[Task details]
Below are the records; collect from them each line containing the string "value".

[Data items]
________
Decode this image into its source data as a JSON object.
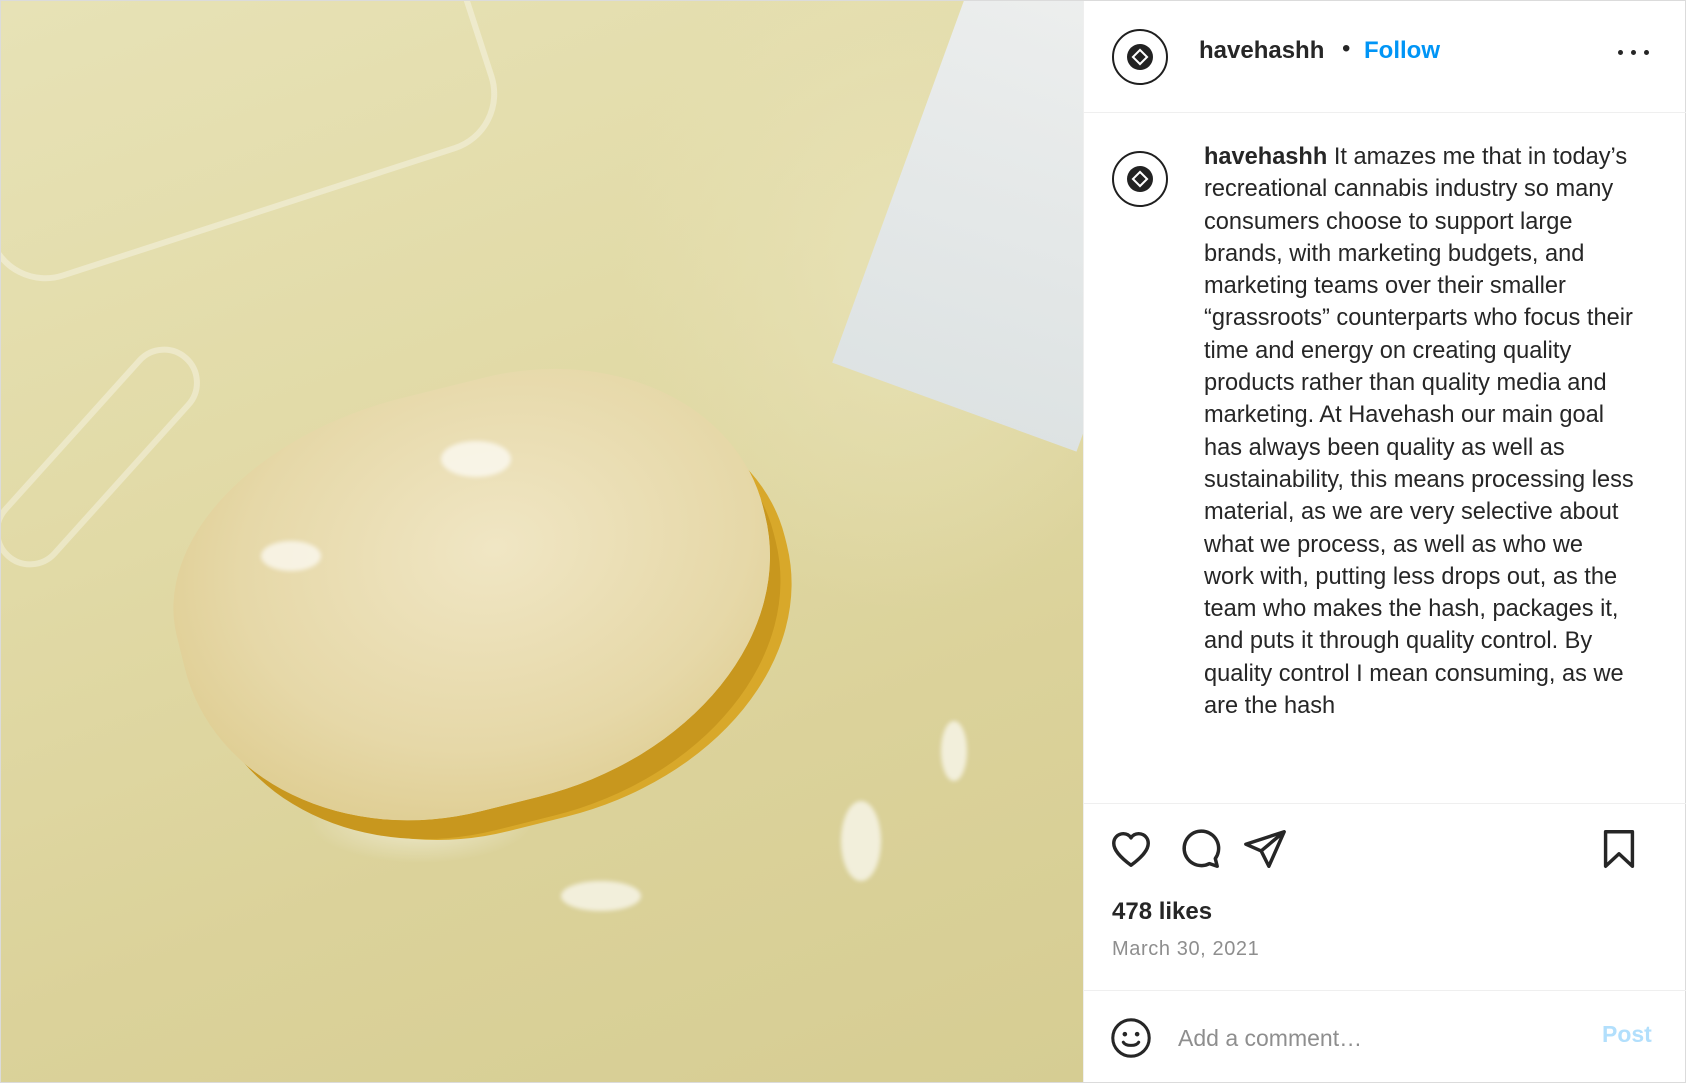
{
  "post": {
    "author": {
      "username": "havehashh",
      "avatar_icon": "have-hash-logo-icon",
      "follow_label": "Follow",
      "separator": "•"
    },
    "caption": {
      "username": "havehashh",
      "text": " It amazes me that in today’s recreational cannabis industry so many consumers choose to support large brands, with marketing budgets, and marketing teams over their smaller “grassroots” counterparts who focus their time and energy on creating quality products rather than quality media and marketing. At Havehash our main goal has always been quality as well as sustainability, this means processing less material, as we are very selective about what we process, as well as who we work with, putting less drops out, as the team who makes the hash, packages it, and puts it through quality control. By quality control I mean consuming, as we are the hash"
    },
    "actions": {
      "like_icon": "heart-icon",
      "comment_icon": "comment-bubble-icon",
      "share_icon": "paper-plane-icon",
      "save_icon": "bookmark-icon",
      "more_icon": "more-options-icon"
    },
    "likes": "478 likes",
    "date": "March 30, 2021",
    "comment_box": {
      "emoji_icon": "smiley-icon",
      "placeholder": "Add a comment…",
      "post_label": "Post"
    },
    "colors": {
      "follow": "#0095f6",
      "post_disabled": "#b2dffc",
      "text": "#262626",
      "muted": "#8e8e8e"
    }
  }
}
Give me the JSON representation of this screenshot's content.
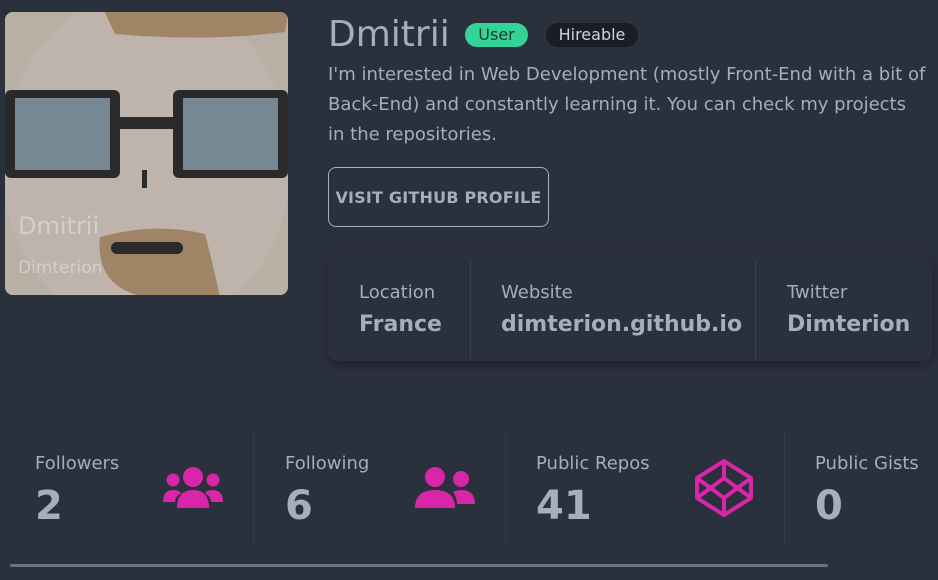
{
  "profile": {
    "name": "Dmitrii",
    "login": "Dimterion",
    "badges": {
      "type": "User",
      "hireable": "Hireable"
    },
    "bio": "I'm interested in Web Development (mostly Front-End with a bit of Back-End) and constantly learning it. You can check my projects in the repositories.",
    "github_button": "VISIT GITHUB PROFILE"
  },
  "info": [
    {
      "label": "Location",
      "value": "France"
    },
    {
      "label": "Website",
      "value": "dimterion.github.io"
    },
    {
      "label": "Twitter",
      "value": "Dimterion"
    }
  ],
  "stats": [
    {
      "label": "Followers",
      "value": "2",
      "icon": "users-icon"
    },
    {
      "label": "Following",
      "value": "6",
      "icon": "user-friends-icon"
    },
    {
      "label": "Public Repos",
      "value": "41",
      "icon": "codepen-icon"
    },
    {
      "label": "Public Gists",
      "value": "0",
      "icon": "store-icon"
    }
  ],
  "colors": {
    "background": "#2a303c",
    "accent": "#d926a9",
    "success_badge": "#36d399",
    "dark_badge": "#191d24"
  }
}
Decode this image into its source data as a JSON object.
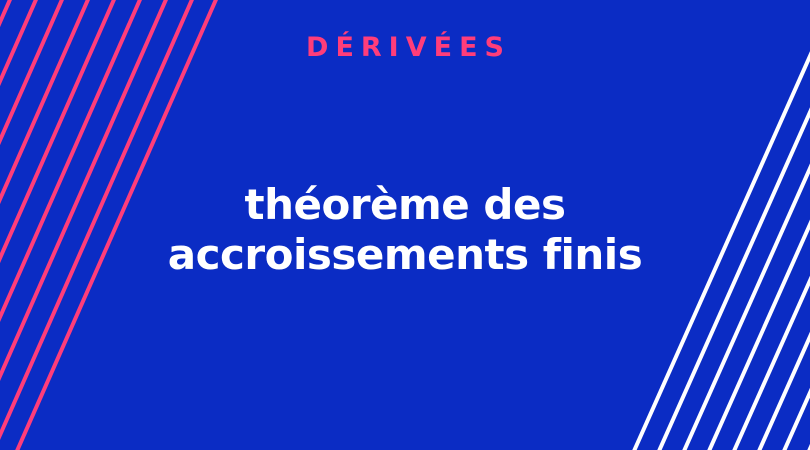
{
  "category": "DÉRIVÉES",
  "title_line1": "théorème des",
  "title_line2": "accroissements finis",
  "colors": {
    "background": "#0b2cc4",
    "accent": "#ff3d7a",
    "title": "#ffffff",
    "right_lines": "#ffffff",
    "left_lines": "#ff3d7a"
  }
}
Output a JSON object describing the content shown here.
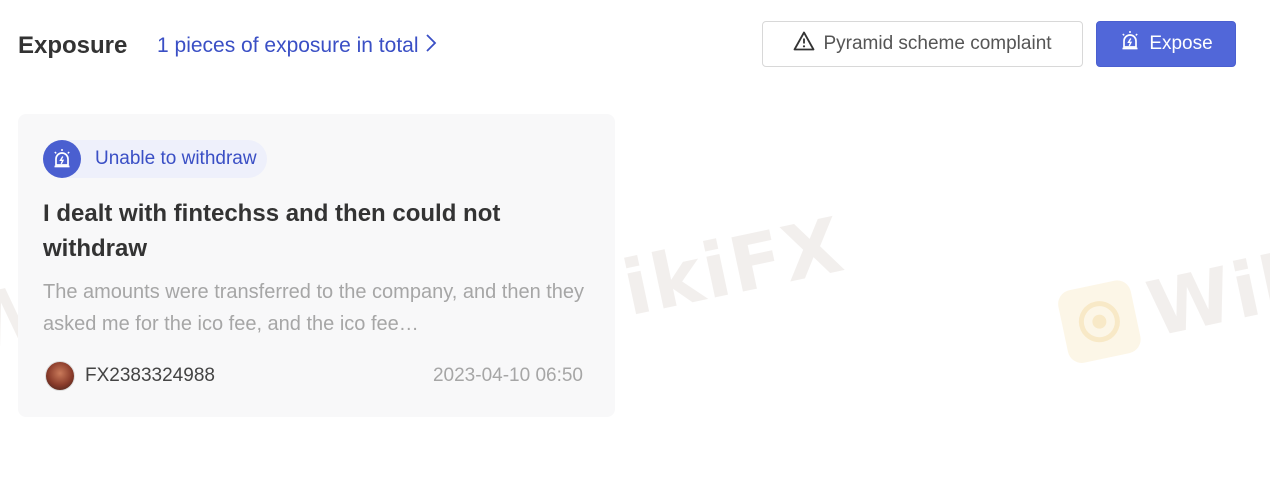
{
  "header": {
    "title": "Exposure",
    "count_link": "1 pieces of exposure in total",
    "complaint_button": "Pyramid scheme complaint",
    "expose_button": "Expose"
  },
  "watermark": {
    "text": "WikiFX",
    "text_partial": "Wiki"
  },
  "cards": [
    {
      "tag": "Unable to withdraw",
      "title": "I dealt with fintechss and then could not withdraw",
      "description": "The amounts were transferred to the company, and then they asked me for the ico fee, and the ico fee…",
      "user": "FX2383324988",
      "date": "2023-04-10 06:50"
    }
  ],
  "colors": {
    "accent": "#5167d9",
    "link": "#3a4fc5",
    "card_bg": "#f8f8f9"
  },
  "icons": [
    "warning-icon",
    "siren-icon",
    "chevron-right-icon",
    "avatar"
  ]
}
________
[Answer area]
      "value": "France"
      "value": "dimterion.github.io"
      "value": "Dimterion"
      "value": "2",
      "value": "6",
      "value": "41",
      "value": "0",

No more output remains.